- Activity -
Output the records exactly. Include every line.

Entries from a dataset of interfaces

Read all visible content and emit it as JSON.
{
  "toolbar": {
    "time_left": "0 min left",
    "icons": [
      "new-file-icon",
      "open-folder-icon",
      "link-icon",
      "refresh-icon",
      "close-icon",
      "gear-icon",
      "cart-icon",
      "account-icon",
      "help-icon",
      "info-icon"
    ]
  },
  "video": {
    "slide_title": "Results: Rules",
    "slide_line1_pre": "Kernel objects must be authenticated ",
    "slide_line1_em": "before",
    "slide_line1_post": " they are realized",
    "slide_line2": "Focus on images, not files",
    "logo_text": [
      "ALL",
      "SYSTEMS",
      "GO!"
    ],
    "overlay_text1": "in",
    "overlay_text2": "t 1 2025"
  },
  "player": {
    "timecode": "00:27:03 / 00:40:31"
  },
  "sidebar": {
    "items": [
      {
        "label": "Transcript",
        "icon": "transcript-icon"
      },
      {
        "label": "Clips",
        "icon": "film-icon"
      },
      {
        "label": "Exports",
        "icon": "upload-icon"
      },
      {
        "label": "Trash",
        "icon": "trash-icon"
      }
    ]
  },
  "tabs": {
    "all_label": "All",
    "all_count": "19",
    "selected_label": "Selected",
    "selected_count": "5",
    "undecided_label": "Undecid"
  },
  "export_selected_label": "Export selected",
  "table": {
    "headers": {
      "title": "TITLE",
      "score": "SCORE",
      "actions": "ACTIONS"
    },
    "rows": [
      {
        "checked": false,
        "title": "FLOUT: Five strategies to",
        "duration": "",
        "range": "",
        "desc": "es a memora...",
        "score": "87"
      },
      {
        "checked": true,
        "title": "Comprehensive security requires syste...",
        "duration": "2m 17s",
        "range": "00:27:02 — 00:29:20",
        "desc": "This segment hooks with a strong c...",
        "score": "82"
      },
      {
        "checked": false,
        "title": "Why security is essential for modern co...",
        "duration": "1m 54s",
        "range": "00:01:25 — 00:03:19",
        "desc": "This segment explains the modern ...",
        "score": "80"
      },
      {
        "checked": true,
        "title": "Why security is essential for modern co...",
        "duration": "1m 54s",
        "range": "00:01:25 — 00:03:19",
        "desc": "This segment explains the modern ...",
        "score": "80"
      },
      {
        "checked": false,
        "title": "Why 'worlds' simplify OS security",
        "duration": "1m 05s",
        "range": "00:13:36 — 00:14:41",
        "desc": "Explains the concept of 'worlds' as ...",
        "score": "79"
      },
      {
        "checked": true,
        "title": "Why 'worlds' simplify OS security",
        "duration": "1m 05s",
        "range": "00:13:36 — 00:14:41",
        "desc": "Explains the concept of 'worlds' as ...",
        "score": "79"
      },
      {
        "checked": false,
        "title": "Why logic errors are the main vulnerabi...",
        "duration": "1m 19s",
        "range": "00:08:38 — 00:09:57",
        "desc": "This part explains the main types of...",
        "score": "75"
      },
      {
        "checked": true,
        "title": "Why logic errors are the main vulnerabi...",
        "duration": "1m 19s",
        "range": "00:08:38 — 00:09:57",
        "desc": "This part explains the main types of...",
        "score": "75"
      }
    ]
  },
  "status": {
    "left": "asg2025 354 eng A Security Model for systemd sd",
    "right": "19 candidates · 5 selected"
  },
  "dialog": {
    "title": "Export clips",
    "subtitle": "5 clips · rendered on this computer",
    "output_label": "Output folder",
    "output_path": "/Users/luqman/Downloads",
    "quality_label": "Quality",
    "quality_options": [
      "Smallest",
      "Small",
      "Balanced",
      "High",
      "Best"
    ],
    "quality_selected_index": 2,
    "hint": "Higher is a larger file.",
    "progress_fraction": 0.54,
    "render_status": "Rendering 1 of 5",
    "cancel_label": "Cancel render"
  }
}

- Task answer -
Read all visible content and emit it as JSON.
{
  "toolbar": {
    "time_left": "0 min left",
    "icons": [
      "new-file-icon",
      "open-folder-icon",
      "link-icon",
      "refresh-icon",
      "close-icon",
      "gear-icon",
      "cart-icon",
      "account-icon",
      "help-icon",
      "info-icon"
    ]
  },
  "video": {
    "slide_title": "Results: Rules",
    "slide_line1_pre": "Kernel objects must be authenticated ",
    "slide_line1_em": "before",
    "slide_line1_post": " they are realized",
    "slide_line2": "Focus on images, not files",
    "logo_text": [
      "ALL",
      "SYSTEMS",
      "GO!"
    ],
    "overlay_text1": "in",
    "overlay_text2": "t 1 2025"
  },
  "player": {
    "timecode": "00:27:03 / 00:40:31"
  },
  "sidebar": {
    "items": [
      {
        "label": "Transcript",
        "icon": "transcript-icon"
      },
      {
        "label": "Clips",
        "icon": "film-icon"
      },
      {
        "label": "Exports",
        "icon": "upload-icon"
      },
      {
        "label": "Trash",
        "icon": "trash-icon"
      }
    ]
  },
  "tabs": {
    "all_label": "All",
    "all_count": "19",
    "selected_label": "Selected",
    "selected_count": "5",
    "undecided_label": "Undecid"
  },
  "export_selected_label": "Export selected",
  "table": {
    "headers": {
      "title": "TITLE",
      "score": "SCORE",
      "actions": "ACTIONS"
    },
    "rows": [
      {
        "checked": false,
        "title": "FLOUT: Five strategies to",
        "duration": "",
        "range": "",
        "desc": "es a memora...",
        "score": "87"
      },
      {
        "checked": true,
        "title": "Comprehensive security requires syste...",
        "duration": "2m 17s",
        "range": "00:27:02 — 00:29:20",
        "desc": "This segment hooks with a strong c...",
        "score": "82"
      },
      {
        "checked": false,
        "title": "Why security is essential for modern co...",
        "duration": "1m 54s",
        "range": "00:01:25 — 00:03:19",
        "desc": "This segment explains the modern ...",
        "score": "80"
      },
      {
        "checked": true,
        "title": "Why security is essential for modern co...",
        "duration": "1m 54s",
        "range": "00:01:25 — 00:03:19",
        "desc": "This segment explains the modern ...",
        "score": "80"
      },
      {
        "checked": false,
        "title": "Why 'worlds' simplify OS security",
        "duration": "1m 05s",
        "range": "00:13:36 — 00:14:41",
        "desc": "Explains the concept of 'worlds' as ...",
        "score": "79"
      },
      {
        "checked": true,
        "title": "Why 'worlds' simplify OS security",
        "duration": "1m 05s",
        "range": "00:13:36 — 00:14:41",
        "desc": "Explains the concept of 'worlds' as ...",
        "score": "79"
      },
      {
        "checked": false,
        "title": "Why logic errors are the main vulnerabi...",
        "duration": "1m 19s",
        "range": "00:08:38 — 00:09:57",
        "desc": "This part explains the main types of...",
        "score": "75"
      },
      {
        "checked": true,
        "title": "Why logic errors are the main vulnerabi...",
        "duration": "1m 19s",
        "range": "00:08:38 — 00:09:57",
        "desc": "This part explains the main types of...",
        "score": "75"
      }
    ]
  },
  "status": {
    "left": "asg2025 354 eng A Security Model for systemd sd",
    "right": "19 candidates · 5 selected"
  },
  "dialog": {
    "title": "Export clips",
    "subtitle": "5 clips · rendered on this computer",
    "output_label": "Output folder",
    "output_path": "/Users/luqman/Downloads",
    "quality_label": "Quality",
    "quality_options": [
      "Smallest",
      "Small",
      "Balanced",
      "High",
      "Best"
    ],
    "quality_selected_index": 2,
    "hint": "Higher is a larger file.",
    "progress_fraction": 0.54,
    "render_status": "Rendering 1 of 5",
    "cancel_label": "Cancel render"
  }
}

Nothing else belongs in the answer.